Shortly after beginning college, I had to opportunity to see them play live—but learned about it 2 days after the event. Despite the many years that have passed, and the extensive number of concerts I had attended, missing them was something I always regretted. Last year, I began looking into whether or not they were still playing anywhere and found that they play often in Australia, but not elsewhere. However, unbelievably, they were invited to play a special event at a small resort in the Maldives, and there were limited tickets. This meant multiple shows and a very small group of guests. This was an once-in-a-lifetime; even if it involved a lot of travel and a tropic island, which as a redhead is not usually my first thought for vacations, I knew I had to do it.
It was a grueling trip—about 30 hours to, then back, but fantastic. I got to spend seven days in one of the most beautiful places on the planet with my sister, where there was really nothing to do but relax. We got to see not just one, but two Hoodoo Gurus’ shows, standing right in front of the stage. Even better than that, we got to meet the band and some of their biggest fans—some of the nicest people I have ever met! The band members even made a point to come talk to us when they saw us around the resort because they knew how far we had traveled. It was really amazing!
While the trip was well-worth it, it did take some preparations before I left because of my cancer. My older sister has been my closest friend for most of my life, and she was the best choice for my traveling companion. On a practical basis, I knew that when I was tired or not feeling well, I could count on her to help me get where I was going to help me with anything I might need from a health standpoint.
I also spoke with my doctors about the possibility of traveling, and what I needed to do to stay as healthy as possible and reduce chances that the trip would take a toll on my health. Most of the preparations were small things—wearing compression socks, having face masks I could wear if someone near me was coughing or sneezing, making sure I had all the medication I needed.
I was also lucky that there was a doctor on-site at the resort, which made me feel much more comfortable with traveling so far. I also called the airlines beforehand to discuss seating and connections to make sure that there were no problems with those things. I also did a lot of research to find travel insurance that would cover me with this diagnosis.

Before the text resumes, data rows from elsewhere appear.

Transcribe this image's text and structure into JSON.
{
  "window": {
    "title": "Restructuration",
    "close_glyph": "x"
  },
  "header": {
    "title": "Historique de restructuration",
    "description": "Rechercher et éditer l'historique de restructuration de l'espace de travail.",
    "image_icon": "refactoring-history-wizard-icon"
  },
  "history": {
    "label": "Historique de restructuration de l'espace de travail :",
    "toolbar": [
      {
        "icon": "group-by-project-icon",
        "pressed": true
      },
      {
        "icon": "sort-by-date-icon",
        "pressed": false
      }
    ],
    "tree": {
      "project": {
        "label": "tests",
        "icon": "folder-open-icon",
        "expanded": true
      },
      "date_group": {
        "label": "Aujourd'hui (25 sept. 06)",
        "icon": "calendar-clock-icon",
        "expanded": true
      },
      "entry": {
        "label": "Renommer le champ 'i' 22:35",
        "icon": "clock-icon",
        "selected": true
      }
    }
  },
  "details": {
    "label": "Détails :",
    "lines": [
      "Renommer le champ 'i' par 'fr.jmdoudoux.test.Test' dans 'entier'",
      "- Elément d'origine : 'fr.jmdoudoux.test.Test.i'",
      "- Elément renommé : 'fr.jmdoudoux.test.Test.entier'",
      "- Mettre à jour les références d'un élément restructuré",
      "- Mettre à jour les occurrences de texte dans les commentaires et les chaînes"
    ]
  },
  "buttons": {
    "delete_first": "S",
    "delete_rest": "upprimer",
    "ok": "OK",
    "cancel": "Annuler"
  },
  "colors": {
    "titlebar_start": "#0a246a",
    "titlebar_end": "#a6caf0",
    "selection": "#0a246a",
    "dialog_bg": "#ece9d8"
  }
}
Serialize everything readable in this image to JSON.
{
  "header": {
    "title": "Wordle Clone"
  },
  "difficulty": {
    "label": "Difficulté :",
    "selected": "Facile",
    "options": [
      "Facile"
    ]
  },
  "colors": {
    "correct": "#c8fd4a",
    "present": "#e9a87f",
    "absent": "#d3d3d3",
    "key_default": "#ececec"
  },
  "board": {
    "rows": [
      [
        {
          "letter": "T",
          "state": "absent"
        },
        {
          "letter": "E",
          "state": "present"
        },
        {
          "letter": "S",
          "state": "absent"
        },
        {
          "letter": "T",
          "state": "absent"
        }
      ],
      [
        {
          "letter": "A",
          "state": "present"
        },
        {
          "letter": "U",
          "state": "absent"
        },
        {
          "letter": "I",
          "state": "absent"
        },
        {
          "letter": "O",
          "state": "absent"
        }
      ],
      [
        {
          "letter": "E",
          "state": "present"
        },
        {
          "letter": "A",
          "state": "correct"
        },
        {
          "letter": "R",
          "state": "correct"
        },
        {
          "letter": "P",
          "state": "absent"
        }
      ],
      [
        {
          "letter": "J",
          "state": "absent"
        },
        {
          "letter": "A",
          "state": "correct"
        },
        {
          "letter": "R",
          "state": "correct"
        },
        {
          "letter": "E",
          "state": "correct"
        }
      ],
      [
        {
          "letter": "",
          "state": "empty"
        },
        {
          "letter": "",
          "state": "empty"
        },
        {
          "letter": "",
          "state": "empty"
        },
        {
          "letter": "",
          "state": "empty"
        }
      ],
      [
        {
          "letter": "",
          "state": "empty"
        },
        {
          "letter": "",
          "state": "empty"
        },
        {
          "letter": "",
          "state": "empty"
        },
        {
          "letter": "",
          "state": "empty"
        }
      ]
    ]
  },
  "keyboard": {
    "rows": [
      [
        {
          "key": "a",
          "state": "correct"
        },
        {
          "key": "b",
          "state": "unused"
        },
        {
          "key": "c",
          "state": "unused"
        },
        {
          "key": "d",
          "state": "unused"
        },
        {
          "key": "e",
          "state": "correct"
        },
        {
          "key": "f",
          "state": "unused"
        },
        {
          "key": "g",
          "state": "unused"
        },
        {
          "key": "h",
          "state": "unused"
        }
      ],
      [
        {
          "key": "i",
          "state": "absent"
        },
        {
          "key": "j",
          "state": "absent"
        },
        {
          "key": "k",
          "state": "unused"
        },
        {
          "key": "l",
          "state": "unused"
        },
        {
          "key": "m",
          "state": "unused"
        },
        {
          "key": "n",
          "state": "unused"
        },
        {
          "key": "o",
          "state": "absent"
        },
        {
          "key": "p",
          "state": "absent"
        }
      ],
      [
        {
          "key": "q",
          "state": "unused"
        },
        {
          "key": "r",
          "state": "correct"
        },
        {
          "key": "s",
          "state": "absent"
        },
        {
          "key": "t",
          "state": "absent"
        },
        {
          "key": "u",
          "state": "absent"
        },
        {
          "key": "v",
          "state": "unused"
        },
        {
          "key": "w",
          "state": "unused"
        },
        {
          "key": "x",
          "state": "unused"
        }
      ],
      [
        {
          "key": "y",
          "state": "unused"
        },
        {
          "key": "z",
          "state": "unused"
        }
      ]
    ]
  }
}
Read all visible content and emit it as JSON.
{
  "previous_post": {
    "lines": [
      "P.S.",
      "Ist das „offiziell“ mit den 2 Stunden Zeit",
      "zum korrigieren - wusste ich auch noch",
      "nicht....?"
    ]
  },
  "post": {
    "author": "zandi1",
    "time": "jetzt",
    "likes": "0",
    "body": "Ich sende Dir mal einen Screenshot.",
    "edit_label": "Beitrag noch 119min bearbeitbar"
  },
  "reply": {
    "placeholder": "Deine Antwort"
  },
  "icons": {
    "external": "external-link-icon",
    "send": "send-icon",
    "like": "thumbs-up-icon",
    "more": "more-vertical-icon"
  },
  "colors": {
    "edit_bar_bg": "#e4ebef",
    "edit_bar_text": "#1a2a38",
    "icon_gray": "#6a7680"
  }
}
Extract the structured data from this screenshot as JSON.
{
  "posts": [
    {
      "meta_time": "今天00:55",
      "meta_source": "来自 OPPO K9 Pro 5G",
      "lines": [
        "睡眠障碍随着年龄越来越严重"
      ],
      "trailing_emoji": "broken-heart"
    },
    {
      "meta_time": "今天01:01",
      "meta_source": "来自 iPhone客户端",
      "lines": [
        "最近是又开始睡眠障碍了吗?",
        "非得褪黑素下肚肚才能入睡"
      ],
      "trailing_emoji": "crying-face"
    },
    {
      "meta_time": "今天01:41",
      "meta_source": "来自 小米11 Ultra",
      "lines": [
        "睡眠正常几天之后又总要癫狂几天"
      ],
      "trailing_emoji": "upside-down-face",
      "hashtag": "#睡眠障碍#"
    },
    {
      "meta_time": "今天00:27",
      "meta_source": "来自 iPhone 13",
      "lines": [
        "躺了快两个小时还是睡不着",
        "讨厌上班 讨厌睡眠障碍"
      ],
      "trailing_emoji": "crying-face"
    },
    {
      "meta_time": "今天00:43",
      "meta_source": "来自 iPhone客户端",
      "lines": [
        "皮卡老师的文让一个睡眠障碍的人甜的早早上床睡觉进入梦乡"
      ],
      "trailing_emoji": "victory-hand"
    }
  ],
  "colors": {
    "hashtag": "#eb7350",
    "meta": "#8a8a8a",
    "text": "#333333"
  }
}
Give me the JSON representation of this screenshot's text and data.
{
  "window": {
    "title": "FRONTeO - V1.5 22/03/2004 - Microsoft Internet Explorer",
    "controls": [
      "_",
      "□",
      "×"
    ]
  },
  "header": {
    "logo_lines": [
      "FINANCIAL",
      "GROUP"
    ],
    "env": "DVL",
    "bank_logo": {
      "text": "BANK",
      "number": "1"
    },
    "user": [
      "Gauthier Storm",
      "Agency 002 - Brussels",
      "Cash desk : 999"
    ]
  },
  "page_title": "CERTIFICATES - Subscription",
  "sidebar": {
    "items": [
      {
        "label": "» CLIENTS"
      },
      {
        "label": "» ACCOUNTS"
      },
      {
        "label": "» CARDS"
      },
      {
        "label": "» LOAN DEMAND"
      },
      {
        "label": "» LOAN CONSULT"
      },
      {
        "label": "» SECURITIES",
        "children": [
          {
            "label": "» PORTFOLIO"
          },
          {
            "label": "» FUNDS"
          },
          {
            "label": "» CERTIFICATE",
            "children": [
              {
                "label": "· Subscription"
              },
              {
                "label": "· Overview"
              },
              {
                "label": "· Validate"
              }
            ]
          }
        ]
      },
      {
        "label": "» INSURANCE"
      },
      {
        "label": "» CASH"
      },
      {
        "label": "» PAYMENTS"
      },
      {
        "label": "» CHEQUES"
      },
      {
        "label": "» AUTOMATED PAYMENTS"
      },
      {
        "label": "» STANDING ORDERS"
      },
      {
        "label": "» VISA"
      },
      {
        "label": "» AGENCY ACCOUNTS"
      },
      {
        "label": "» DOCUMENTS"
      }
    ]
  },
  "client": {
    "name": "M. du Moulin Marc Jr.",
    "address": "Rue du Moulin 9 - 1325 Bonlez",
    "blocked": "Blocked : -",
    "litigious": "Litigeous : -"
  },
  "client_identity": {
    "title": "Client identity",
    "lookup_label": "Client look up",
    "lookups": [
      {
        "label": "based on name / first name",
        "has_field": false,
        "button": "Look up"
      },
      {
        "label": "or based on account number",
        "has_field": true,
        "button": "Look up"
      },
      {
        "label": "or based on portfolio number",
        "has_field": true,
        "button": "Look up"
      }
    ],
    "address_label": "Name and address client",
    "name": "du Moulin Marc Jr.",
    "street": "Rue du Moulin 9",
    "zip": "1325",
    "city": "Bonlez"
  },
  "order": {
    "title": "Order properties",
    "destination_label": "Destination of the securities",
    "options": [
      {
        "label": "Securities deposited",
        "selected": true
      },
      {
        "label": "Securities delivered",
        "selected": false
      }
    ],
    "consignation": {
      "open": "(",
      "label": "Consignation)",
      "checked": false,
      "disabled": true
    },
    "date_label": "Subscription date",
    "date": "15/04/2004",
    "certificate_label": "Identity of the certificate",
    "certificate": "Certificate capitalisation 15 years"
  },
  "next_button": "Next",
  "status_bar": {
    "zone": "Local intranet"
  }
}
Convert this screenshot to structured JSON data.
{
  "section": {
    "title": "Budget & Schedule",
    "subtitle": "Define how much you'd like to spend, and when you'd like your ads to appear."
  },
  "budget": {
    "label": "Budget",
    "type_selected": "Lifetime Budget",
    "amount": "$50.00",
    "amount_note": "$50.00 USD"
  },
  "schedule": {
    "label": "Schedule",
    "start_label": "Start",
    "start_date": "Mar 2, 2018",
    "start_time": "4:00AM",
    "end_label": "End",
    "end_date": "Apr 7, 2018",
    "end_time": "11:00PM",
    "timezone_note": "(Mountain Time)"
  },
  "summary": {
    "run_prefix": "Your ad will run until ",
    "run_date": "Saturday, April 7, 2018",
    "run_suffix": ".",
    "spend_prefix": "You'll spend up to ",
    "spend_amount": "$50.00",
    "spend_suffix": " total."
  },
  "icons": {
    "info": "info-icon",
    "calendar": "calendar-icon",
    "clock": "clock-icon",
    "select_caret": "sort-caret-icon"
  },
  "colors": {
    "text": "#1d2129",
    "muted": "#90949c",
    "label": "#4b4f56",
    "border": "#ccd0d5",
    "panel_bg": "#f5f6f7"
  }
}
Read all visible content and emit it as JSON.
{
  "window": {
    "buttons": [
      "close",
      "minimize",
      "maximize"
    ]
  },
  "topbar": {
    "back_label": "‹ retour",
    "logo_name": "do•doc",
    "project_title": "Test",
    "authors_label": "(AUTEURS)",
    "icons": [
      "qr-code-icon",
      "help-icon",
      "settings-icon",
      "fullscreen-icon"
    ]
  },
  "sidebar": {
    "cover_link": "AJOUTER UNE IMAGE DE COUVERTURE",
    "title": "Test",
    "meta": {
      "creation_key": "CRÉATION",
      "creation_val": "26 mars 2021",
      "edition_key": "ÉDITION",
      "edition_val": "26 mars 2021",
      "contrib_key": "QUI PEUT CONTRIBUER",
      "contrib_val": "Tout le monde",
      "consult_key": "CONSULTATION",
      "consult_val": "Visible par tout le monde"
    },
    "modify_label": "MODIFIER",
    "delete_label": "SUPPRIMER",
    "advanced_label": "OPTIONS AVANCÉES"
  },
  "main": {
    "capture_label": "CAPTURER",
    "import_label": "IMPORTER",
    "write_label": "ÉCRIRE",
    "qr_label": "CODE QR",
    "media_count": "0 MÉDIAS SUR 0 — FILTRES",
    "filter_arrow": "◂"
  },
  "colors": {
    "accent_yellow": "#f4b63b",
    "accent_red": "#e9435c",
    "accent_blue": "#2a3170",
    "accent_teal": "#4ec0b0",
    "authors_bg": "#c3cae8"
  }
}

For anyone else considering planning an extensive trip, I would suggest a few tips to make sure you are prepared to travel with lung cancer: try to think of both best case and worst case scenarios, and be prepared for each. Don’t be afraid to ask for help if you need it—it can prevent a bad situation from getting worse.
Also, make sure to take extra steps to take care of yourself! I got dehydrated at the resort due to difficulties getting drinking water and access to other beverages. There were some things I really wanted to do on this trip that I skipped to ensure that I had the energy and stamina for other things.
Most of all, if it’s something you really want to do, go for it! Lung cancer doesn’t have to put an end to the joys and purpose of life. In fact, it can be the reason we stumble upon once-in-a-lifetime experiences, like seeing your favorite band in a tropical island like me.
Looking for more tips on traveling with lung cancer? Check out LUNGevity's blog Tips for Preparing to Travel with Lung Cancer.
Kerry Beldin is an associate professor of social work at the University of Nebraska at Omaha, a licensed mental health practitioner and a life-long music enthusiast. She was diagnosed with stage IV lung cancer in December 2015 at the age of 42. Kerry has been teaching and training future social workers for 15 years, with a special focus on mental health treatment and violence intervention. Motivated by her own diagnosis, her public speaking, teaching, and research activities now often focus on: raising community awareness of the challenges of those facing life-limiting illness, improving communication between health care practitioners and their patients around these illnesses, and facilitating discussions about living life with intention and meaning regardless of health status. In her free time, she can be found making playlists of her favorite songs, spending time with her friends and family, or relaxing with her one-eyed pug mix, Kia.